Today marks the day that William Shakespeare died and is generally accepted as the day on which he was born. If he were somehow alive, The Bard would be 448 years old.
When I say it’s “generally accepted”, I mean that it’s sort of like a truth universally acknowledged that a William Shakespeare who died on the 23rd of April must certainly have also been born that day too. No one really knows when he was actually born, but the record says that he was baptized on the 26th of April, so “they” just decided it would be cool for his birthday and death day to coincide (that only happens to the really awesome people, I guess). (Information from http://www.shakespeare-online.com/biography/shakespearebirth.html)
It’s rather convenient for the literary history romanticizers that his real birthday is unknown. This way they can get all excited that he was born and died on same day, regardless of the fact that they mostly just made that up. That however, is not to say that this historical information is that much less accurate (in my opinion) than other “certain” or “proved” historical facts. I think that almost all history is in some way romanticized or biased or expanded upon to make a good story. After all, each individual’s memory of his/her own experiences isn’t even objective and completely accurate, so how can minor details that have been passed down over hundreds of years be?
It reminds me of when I was in England last summer and went to visit the last house Jane Austen lived in before she died, now called Jane Austen’s House Museum. Even her famous writing desk, the very one on which she’s universally acknowledged to have written her manuscripts on, is perhaps just a romanticism. The guides informed us that it’s probably likely that it just may have been the desk on which she wrote, because it had gone to a neighbour when she died and then the neighbour gave it back for posterity, years and years later, because Jane had gotten famous. So they somehow take this information and turn it into a “fact”, well it certainly must have been her writing desk — where else would she have written her manuscripts?

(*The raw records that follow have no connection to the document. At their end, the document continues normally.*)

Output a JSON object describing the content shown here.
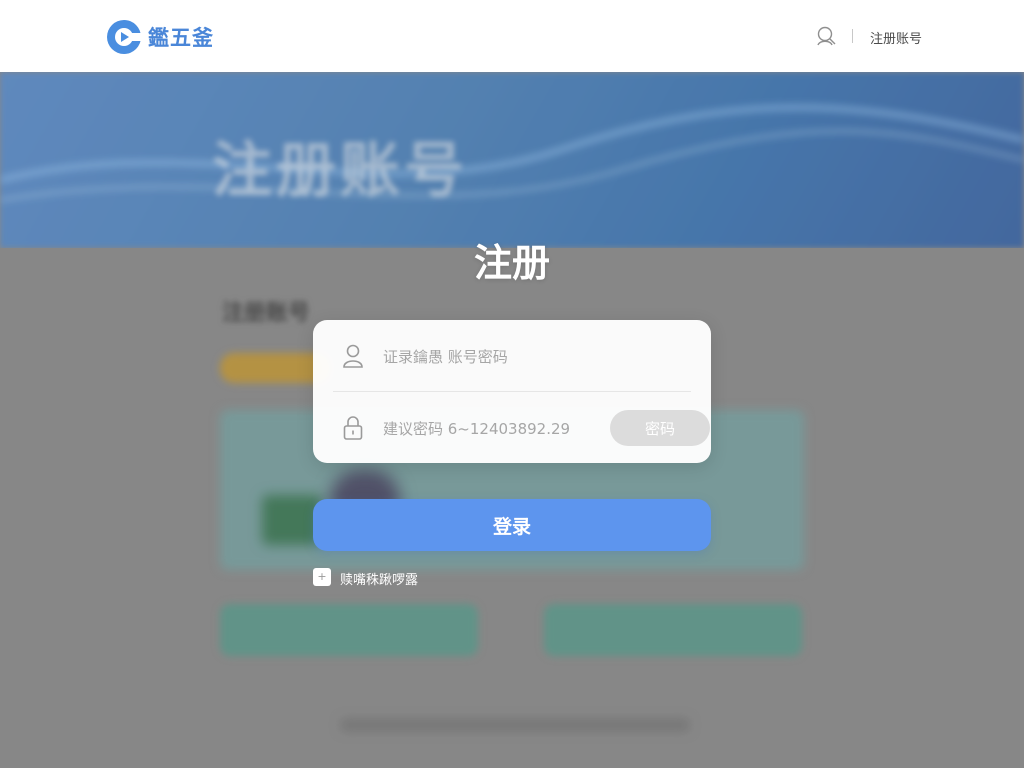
{
  "header": {
    "brand": "鑑五釜",
    "register_link": "注册账号",
    "icons": {
      "logo": "logo-icon",
      "search": "search-icon"
    }
  },
  "background": {
    "banner_title": "注册账号",
    "section_heading": "注册账号"
  },
  "modal": {
    "title": "注册",
    "account_field": {
      "placeholder": "证录鑰愚 账号密码",
      "icon": "user-icon"
    },
    "password_field": {
      "placeholder": "建议密码 6~12403892.29",
      "icon": "lock-icon",
      "button_label": "密码"
    },
    "login_button": "登录",
    "agree": {
      "checkbox_symbol": "+",
      "label": "赎嘴秼踿啰露"
    }
  },
  "colors": {
    "primary": "#5d95ee",
    "brand_blue": "#4a86d8",
    "banner": "#4f86c0",
    "overlay": "#8d8d8d"
  }
}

Everything, in fact, had a similar story, all though, other than the desk, I can’t even recall very much else in the house that was actually there when Jane was (aside, of course, from her donkey cart). Even still, they managed to create a thoroughly romanticized effect. “And this bed,” the sign read, “is kind of, sort of, maybe similar to bed Jane might have, probably slept on.” It was placed in the room that she surely shared with her sister, Cassandra, although interestingly, the museum didn’t place a bed in there for her big sis to supposedly have slept on.
That being said, I not so completely cyinical as I may, at this moment sound (in fact, I try never to be cynical) and these thoughts certainly never even occurred to me while I was actually at Jane’s house. When it was all right in front of me, I was actually quite overwhelmed with the scene they had created. I quite literally burst into happy/excitable-tears the moment we arrived at my favourite author’s house, where once upon a time ago, she actually lived and I couldn’t stop tearing-up nearly the entire time we were. All I’m really trying to get across, is that not everything is as it seems (what a useful cliché that is) and that sometimes it’s important to give things some thought, before wholly accepting them as truth.

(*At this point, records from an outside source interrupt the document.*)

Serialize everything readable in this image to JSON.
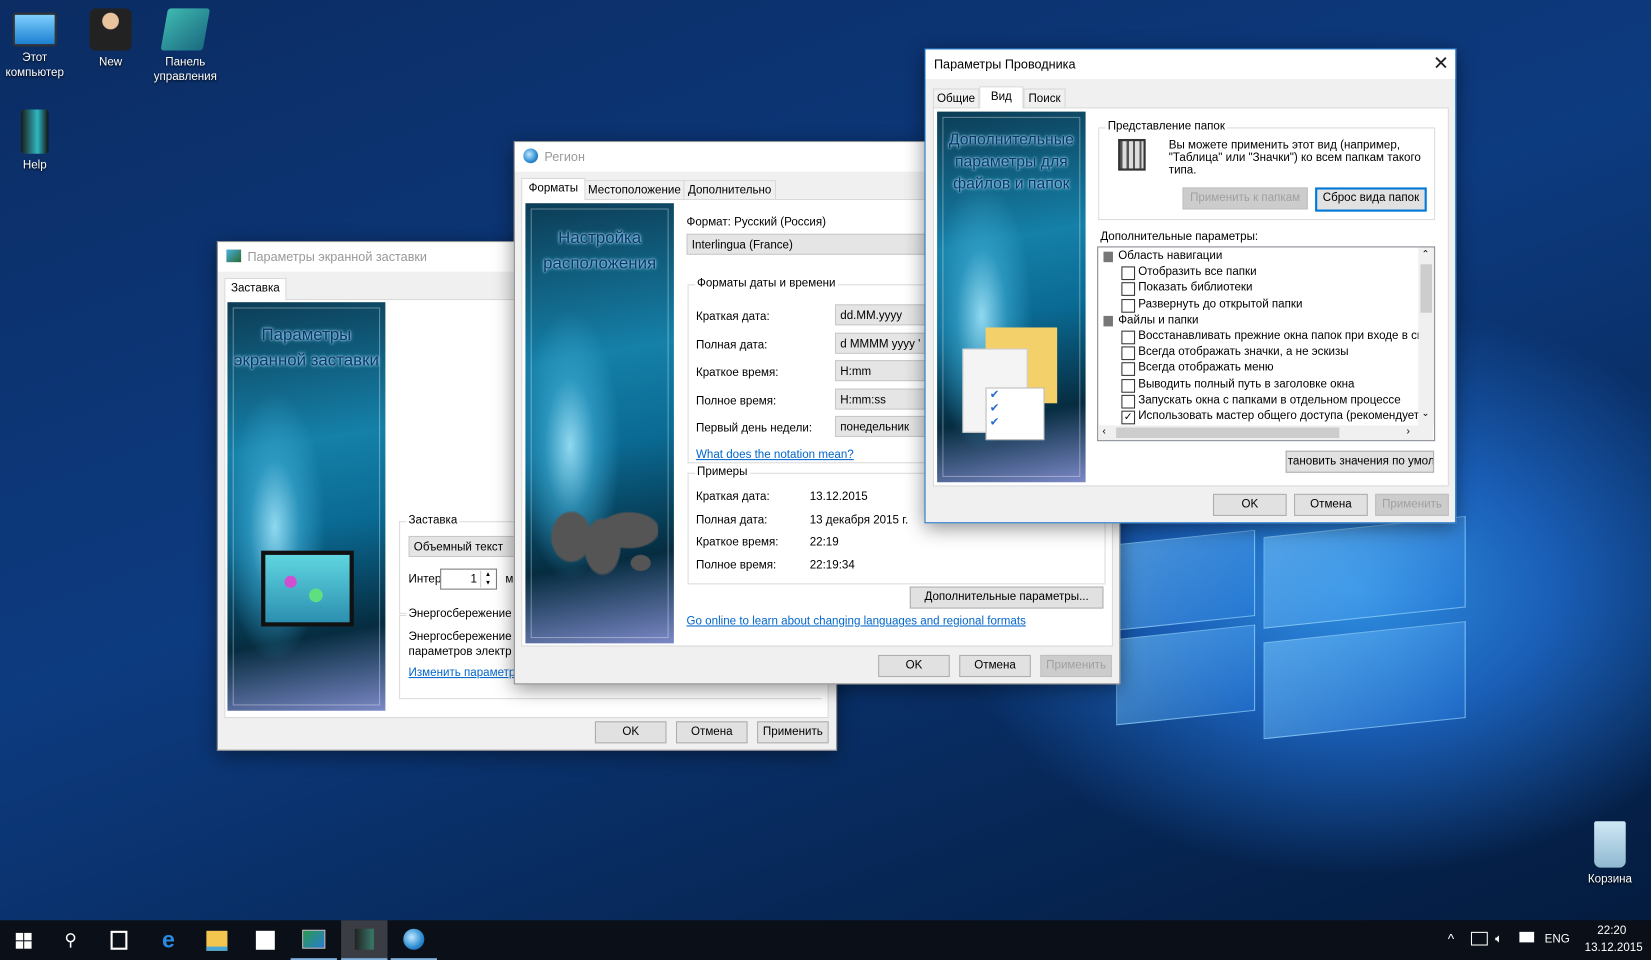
{
  "desktop": {
    "icons": [
      {
        "label": "Этот компьютер"
      },
      {
        "label": "New"
      },
      {
        "label": "Панель управления"
      },
      {
        "label": "Help"
      },
      {
        "label": "Корзина"
      }
    ]
  },
  "screensaver": {
    "title": "Параметры экранной заставки",
    "tab": "Заставка",
    "art_caption": "Параметры экранной заставки",
    "group_screensaver": "Заставка",
    "screensaver_value": "Объемный текст",
    "interval_label": "Интер",
    "interval_value": "1",
    "interval_unit": "м",
    "group_power": "Энергосбережение",
    "power_text_1": "Энергосбережение",
    "power_text_2": "параметров электр",
    "power_link": "Изменить параметр",
    "ok": "OK",
    "cancel": "Отмена",
    "apply": "Применить"
  },
  "region": {
    "title": "Регион",
    "tabs": [
      "Форматы",
      "Местоположение",
      "Дополнительно"
    ],
    "active_tab": "Форматы",
    "art_caption": "Настройка расположения",
    "format_label": "Формат: Русский (Россия)",
    "format_value": "Interlingua (France)",
    "group_formats": "Форматы даты и времени",
    "formats": [
      {
        "label": "Краткая дата:",
        "value": "dd.MM.yyyy"
      },
      {
        "label": "Полная дата:",
        "value": "d MMMM yyyy '"
      },
      {
        "label": "Краткое время:",
        "value": "H:mm"
      },
      {
        "label": "Полное время:",
        "value": "H:mm:ss"
      },
      {
        "label": "Первый день недели:",
        "value": "понедельник"
      }
    ],
    "notation_link": "What does the notation mean?",
    "group_examples": "Примеры",
    "examples": [
      {
        "label": "Краткая дата:",
        "value": "13.12.2015"
      },
      {
        "label": "Полная дата:",
        "value": "13 декабря 2015 г."
      },
      {
        "label": "Краткое время:",
        "value": "22:19"
      },
      {
        "label": "Полное время:",
        "value": "22:19:34"
      }
    ],
    "additional_button": "Дополнительные параметры...",
    "online_link": "Go online to learn about changing languages and regional formats",
    "ok": "OK",
    "cancel": "Отмена",
    "apply": "Применить"
  },
  "explorer": {
    "title": "Параметры Проводника",
    "tabs": [
      "Общие",
      "Вид",
      "Поиск"
    ],
    "active_tab": "Вид",
    "art_caption": "Дополнительные параметры для файлов и папок",
    "group_folder_view": "Представление папок",
    "folder_view_text": "Вы можете применить этот вид (например, \"Таблица\" или \"Значки\") ко всем папкам такого типа.",
    "apply_to_folders": "Применить к папкам",
    "reset_folders": "Сброс вида папок",
    "advanced_label": "Дополнительные параметры:",
    "tree": [
      {
        "type": "category",
        "label": "Область навигации"
      },
      {
        "type": "check",
        "label": "Отобразить все папки",
        "checked": false
      },
      {
        "type": "check",
        "label": "Показать библиотеки",
        "checked": false
      },
      {
        "type": "check",
        "label": "Развернуть до открытой папки",
        "checked": false
      },
      {
        "type": "category",
        "label": "Файлы и папки"
      },
      {
        "type": "check",
        "label": "Восстанавливать прежние окна папок при входе в сис",
        "checked": false
      },
      {
        "type": "check",
        "label": "Всегда отображать значки, а не эскизы",
        "checked": false
      },
      {
        "type": "check",
        "label": "Всегда отображать меню",
        "checked": false
      },
      {
        "type": "check",
        "label": "Выводить полный путь в заголовке окна",
        "checked": false
      },
      {
        "type": "check",
        "label": "Запускать окна с папками в отдельном процессе",
        "checked": false
      },
      {
        "type": "check",
        "label": "Использовать мастер общего доступа (рекомендуется",
        "checked": true
      }
    ],
    "restore_defaults": "тановить значения по умолча",
    "ok": "OK",
    "cancel": "Отмена",
    "apply": "Применить"
  },
  "taskbar": {
    "items": [
      "start-icon",
      "search-icon",
      "task-view-icon",
      "edge-icon",
      "file-explorer-icon",
      "store-icon",
      "screensaver-settings-icon",
      "folder-options-icon",
      "region-icon"
    ],
    "tray": {
      "language": "ENG",
      "time": "22:20",
      "date": "13.12.2015"
    }
  }
}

And now, in honour of Will’s kinda, sorta, maybe birthday, a quotation from Much Ado About Nothing, which I saw at Shakespeare’s Globe Theatre on the same trip to England. (It’s interesting to note, that the theatre itself is also romanticized: it’s an “exact” reproduction of what the theatre standing in Shakespeare’s time *may* have looked like.) This passage is right at the end, once Benedick and Beatrice have finally admitted to being in love with each other, but are still keeping up their silly/witty banter. I love this scene, especially because it’s very similar to a scene that I love at the end of Pride and Prejudice. (These two works are why I’m convinced that Will and Jane invented the rom-com.)

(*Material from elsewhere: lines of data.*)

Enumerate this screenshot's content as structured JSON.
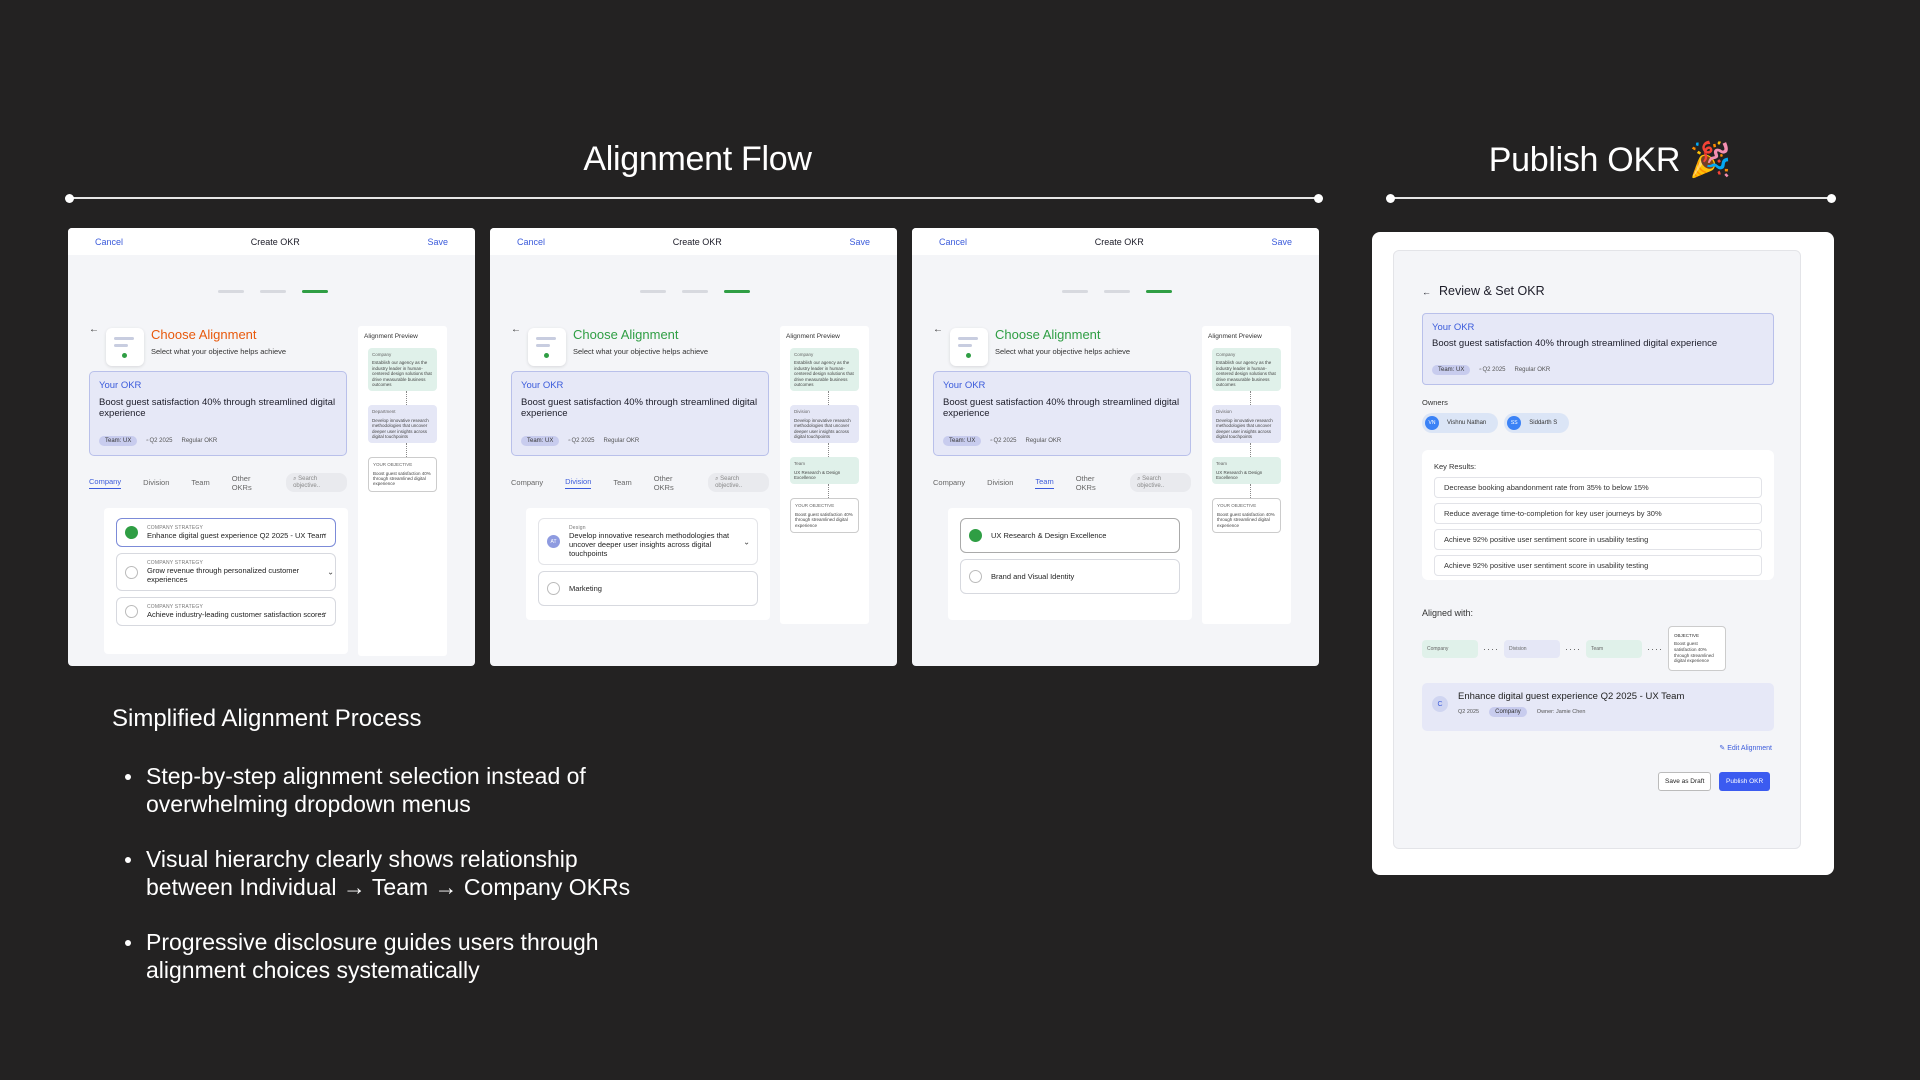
{
  "header": {
    "alignment_title": "Alignment Flow",
    "publish_title": "Publish OKR 🎉"
  },
  "screen": {
    "cancel": "Cancel",
    "title": "Create OKR",
    "save": "Save",
    "choose_title": "Choose Alignment",
    "choose_sub": "Select what your objective helps achieve",
    "okr_label": "Your OKR",
    "okr_text": "Boost guest satisfaction 40% through streamlined digital experience",
    "team_chip": "Team: UX",
    "quarter": "Q2 2025",
    "okr_type": "Regular OKR",
    "tabs": [
      "Company",
      "Division",
      "Team",
      "Other OKRs"
    ],
    "search_placeholder": "Search objective..",
    "preview_title": "Alignment Preview",
    "your_objective_label": "YOUR OBJECTIVE",
    "your_objective_text": "Boost guest satisfaction 40% through streamlined digital experience"
  },
  "screen1": {
    "title_color": "#e8590c",
    "options": [
      {
        "small": "COMPANY STRATEGY",
        "text": "Enhance digital guest experience Q2 2025 - UX Team",
        "selected": true
      },
      {
        "small": "COMPANY STRATEGY",
        "text": "Grow revenue through personalized customer experiences",
        "selected": false
      },
      {
        "small": "COMPANY STRATEGY",
        "text": "Achieve industry-leading customer satisfaction scores",
        "selected": false
      }
    ],
    "preview": [
      {
        "label": "Company",
        "text": "Establish our agency as the industry leader in human-centered design solutions that drive measurable business outcomes"
      },
      {
        "label": "Department",
        "text": "Develop innovative research methodologies that uncover deeper user insights across digital touchpoints"
      }
    ]
  },
  "screen2": {
    "title_color": "#2f9e44",
    "options": [
      {
        "small": "Design",
        "text": "Develop innovative research methodologies that uncover deeper user insights across digital touchpoints",
        "avatar": "AT"
      },
      {
        "small": "",
        "text": "Marketing"
      }
    ],
    "preview": [
      {
        "label": "Company",
        "text": "Establish our agency as the industry leader in human-centered design solutions that drive measurable business outcomes"
      },
      {
        "label": "Division",
        "text": "Develop innovative research methodologies that uncover deeper user insights across digital touchpoints"
      },
      {
        "label": "Team",
        "text": "UX Research & Design Excellence"
      }
    ]
  },
  "screen3": {
    "title_color": "#2f9e44",
    "options": [
      {
        "text": "UX Research & Design Excellence",
        "selected": true
      },
      {
        "text": "Brand and Visual Identity",
        "selected": false
      }
    ]
  },
  "text_block": {
    "heading": "Simplified Alignment Process",
    "bullets": [
      "Step-by-step alignment selection instead of overwhelming dropdown menus",
      "Visual hierarchy clearly shows relationship between Individual → Team → Company OKRs",
      "Progressive disclosure guides users through alignment choices systematically"
    ]
  },
  "review": {
    "title": "Review & Set OKR",
    "okr_label": "Your OKR",
    "okr_text": "Boost guest satisfaction 40% through streamlined digital experience",
    "team_chip": "Team: UX",
    "quarter": "Q2 2025",
    "okr_type": "Regular OKR",
    "owners_label": "Owners",
    "owners": [
      {
        "initials": "VN",
        "name": "Vishnu Nathan"
      },
      {
        "initials": "SS",
        "name": "Siddarth S"
      }
    ],
    "key_results_label": "Key Results:",
    "key_results": [
      "Decrease booking abandonment rate from 35% to below 15%",
      "Reduce average time-to-completion for key user journeys by 30%",
      "Achieve 92% positive user sentiment score in usability testing",
      "Achieve 92% positive user sentiment score in usability testing"
    ],
    "aligned_label": "Aligned with:",
    "chain": [
      "Company",
      "Division",
      "Team"
    ],
    "objective_label": "OBJECTIVE",
    "objective_text": "Boost guest satisfaction 40% through streamlined digital experience",
    "aligned_initial": "C",
    "aligned_title": "Enhance digital guest experience Q2 2025 - UX Team",
    "aligned_quarter": "Q2 2025",
    "aligned_chip": "Company",
    "aligned_owner": "Owner: Jamie Chen",
    "edit_alignment": "Edit Alignment",
    "save_draft": "Save as Draft",
    "publish": "Publish OKR"
  }
}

Benedick: I pray thee now tell me, for which of my bad parts didst thou first fall in love with me?
Beatrice: For them all together, which maintained so politic a state of evil that they will not admit any good part to intermingle with them: but for which of my good parts did you first suffer love for me?
Benedick: Suffer love. a good epithet, I do suffer love indeed, for I love thee against my will.
Beatrice: In spite of your heart, I think. Alas poor heart, if you spite it for my sake, I will spite it for yours, for I will never love that which my friend hates
Benedick: Thou and I are too wise to woo peaceably.
What do you think about the romanticism of history? Do you ponder about the legitimacy of things as much as I find myself doing?
- Happy Birthday, Will (aimlesswithpurpose.wordpress.com)
- Bring out your Bard (theabysmal.wordpress.com)